What Dr. Mirus writes about his marriage is true of everyone’s vocation. Our baptism has set us onto our first vocation. As the Second Vatican Council noted (Lumen Gentium 11): “all the faithful, whatever their condition or state – though each in his own way – are called to that perfection of sanctity by which the Father himself is perfect.” The only way to achieve this goal, to respond to this calling of God, this vocation, is to live out the grace, which God provides in baptism and that grace, which nourishes our baptismal life as found in the other sacraments (especially confirmation, Eucharist, reconciliation, and anointing of the sick). The Catechism of the Catholic Church adds the following (#1694):
Incorporated into Christ by Baptism, Christians are “dead to sin and alive to God in Christ Jesus” (Romans 6:11) and so participate in the life of the Risen Lord. Following Christ and united with him, Christians can strive to be “imitators of God as beloved children, and walk in love” (Ephesians 5:1-2) by conforming their thoughts, words, and actions to the “mind … which is yours in Christ Jesus” (Philippians 2:5), and by following his example.
So, grace is the key. God is providing us his very life and strength to live a certain way, so that we will become holy, that is, like God. It is living in grace and nurturing grace, which must be our aim in all things. Of course, we all have many different activities in any given day. However, if any of those activities serve to divert us from the use of God’s grace and the nurturing of God’s grace in our lives and in other lives, then those other activities are to be seen as less important and perhaps even dangerous. This grace, this life of God, then becomes the chief criterion for how we set our priorities as Christians.
Now this applies, then, in an added degree to all those baptized who respond to a further calling or vocation from God: to marriage, to the consecrated life, or to ordination. In each of these vocations of service there is additional grace, as Mirus points out. It is that grace which should guide how we live out marriage or the consecrated life or the ordained ministry.
It is living the grace of marriage, living the grace of the consecrated life, living the grace of orders which must be the chief criterion by which any of us prioritize our various activities and evaluate how we have conducted ourselves. In these further vocations, that grace or life of God is given to us always for the service of others, in order for us to help them live out their baptismal call to walk in the baptismal grace of God.
It has been said that Christianity has not failed, it simply has not been really tried! If this is so, my sisters and brothers, that is our responsibility.
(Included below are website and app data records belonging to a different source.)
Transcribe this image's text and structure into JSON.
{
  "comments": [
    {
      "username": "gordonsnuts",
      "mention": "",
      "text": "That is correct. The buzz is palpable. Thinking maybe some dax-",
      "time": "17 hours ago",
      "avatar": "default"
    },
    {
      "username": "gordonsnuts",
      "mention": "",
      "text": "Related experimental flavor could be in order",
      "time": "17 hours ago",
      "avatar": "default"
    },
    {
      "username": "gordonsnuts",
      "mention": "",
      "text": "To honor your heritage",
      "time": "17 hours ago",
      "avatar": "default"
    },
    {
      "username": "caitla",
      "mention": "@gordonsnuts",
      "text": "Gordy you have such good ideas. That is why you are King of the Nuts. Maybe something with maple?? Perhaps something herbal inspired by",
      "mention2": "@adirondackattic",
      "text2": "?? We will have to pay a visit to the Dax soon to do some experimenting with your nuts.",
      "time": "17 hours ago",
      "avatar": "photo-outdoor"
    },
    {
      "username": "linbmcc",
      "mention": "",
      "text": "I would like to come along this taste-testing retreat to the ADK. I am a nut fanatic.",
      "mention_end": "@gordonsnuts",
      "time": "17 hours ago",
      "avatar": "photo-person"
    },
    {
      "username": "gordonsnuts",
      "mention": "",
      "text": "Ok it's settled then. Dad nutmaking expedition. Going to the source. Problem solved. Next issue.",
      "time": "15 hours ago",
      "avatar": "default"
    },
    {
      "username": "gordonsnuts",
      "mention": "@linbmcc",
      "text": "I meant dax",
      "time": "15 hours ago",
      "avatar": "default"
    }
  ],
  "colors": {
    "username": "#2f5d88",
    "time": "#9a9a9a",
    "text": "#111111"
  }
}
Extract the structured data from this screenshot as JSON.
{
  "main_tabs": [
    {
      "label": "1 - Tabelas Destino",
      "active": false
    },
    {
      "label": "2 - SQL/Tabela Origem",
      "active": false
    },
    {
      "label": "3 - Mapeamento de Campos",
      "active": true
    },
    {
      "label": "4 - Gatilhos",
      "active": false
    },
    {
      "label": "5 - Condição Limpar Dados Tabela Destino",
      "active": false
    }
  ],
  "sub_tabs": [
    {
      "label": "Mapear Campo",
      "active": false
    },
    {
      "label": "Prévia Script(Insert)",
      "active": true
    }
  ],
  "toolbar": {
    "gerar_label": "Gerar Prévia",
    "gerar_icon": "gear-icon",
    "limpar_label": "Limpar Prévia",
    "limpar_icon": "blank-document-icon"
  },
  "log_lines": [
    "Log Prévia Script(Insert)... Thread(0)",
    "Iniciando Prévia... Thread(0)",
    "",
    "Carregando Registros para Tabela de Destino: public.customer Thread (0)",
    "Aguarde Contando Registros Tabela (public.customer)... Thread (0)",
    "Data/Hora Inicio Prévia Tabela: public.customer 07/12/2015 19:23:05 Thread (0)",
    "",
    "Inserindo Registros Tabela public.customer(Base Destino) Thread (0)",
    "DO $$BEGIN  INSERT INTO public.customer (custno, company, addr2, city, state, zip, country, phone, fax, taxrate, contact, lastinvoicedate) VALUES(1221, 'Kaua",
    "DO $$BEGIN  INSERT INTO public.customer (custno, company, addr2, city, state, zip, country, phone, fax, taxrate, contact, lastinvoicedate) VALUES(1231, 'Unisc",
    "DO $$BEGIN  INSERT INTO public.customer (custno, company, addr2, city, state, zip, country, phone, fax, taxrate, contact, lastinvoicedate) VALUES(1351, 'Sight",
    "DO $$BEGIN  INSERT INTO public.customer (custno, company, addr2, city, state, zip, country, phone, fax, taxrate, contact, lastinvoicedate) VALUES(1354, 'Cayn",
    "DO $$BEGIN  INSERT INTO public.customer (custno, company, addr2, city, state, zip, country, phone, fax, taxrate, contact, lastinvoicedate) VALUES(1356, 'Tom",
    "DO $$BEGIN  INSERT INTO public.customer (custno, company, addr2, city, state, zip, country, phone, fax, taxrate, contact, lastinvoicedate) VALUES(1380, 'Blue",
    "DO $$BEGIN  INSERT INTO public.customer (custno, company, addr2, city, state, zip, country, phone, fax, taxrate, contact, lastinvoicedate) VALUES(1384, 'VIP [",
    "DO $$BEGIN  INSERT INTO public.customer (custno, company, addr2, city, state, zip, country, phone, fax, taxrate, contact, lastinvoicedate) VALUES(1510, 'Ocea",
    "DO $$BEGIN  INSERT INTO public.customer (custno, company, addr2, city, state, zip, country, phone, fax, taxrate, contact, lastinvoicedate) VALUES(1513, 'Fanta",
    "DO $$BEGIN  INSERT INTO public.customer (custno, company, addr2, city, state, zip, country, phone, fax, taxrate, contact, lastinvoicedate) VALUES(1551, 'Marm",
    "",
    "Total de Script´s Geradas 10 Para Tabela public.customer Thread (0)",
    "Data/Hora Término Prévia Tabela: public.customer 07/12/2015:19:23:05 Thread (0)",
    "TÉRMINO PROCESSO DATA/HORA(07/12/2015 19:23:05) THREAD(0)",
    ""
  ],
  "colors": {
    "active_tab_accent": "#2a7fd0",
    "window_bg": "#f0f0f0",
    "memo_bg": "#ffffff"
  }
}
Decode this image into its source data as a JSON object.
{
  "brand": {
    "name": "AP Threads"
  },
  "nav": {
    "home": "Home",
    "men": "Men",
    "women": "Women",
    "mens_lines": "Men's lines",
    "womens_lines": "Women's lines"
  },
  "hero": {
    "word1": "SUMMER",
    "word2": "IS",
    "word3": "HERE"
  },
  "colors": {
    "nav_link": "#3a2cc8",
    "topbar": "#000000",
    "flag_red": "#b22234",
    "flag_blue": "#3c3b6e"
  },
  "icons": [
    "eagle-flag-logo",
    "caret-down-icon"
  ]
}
We must be the very life-blood of God in our world today, the very soul of our societies, the yeast which will, in the end, raise the whole dough. So, let us be about it. May the grace of the Lord be with you all.